Copy out all lines bearing the word "mensaje" from the listing below.

--- Information shown Enclosed Below ---

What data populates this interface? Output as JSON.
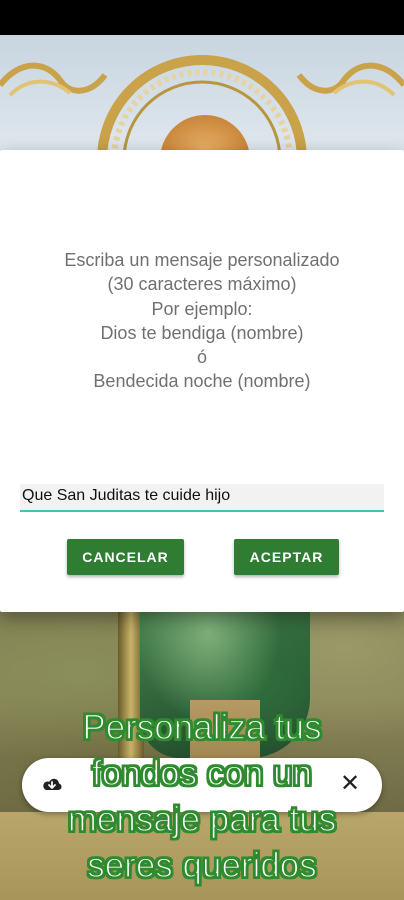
{
  "dialog": {
    "message_lines": [
      "Escriba un mensaje personalizado",
      "(30 caracteres máximo)",
      "Por ejemplo:",
      "Dios te bendiga (nombre)",
      "ó",
      "Bendecida noche (nombre)"
    ],
    "input_value": "Que San Juditas te cuide hijo",
    "cancel_label": "CANCELAR",
    "accept_label": "ACEPTAR"
  },
  "promo": {
    "lines": [
      "Personaliza tus",
      "fondos con un",
      "mensaje para tus",
      "seres queridos"
    ]
  },
  "icons": {
    "download": "download-cloud-icon",
    "close": "close-icon"
  },
  "colors": {
    "accent": "#2e7d32",
    "input_underline": "#3fc4b3",
    "promo_outline": "#2e8b2e"
  }
}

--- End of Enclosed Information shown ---

**Answer space**
      "Escriba un mensaje personalizado",
      "mensaje para tus",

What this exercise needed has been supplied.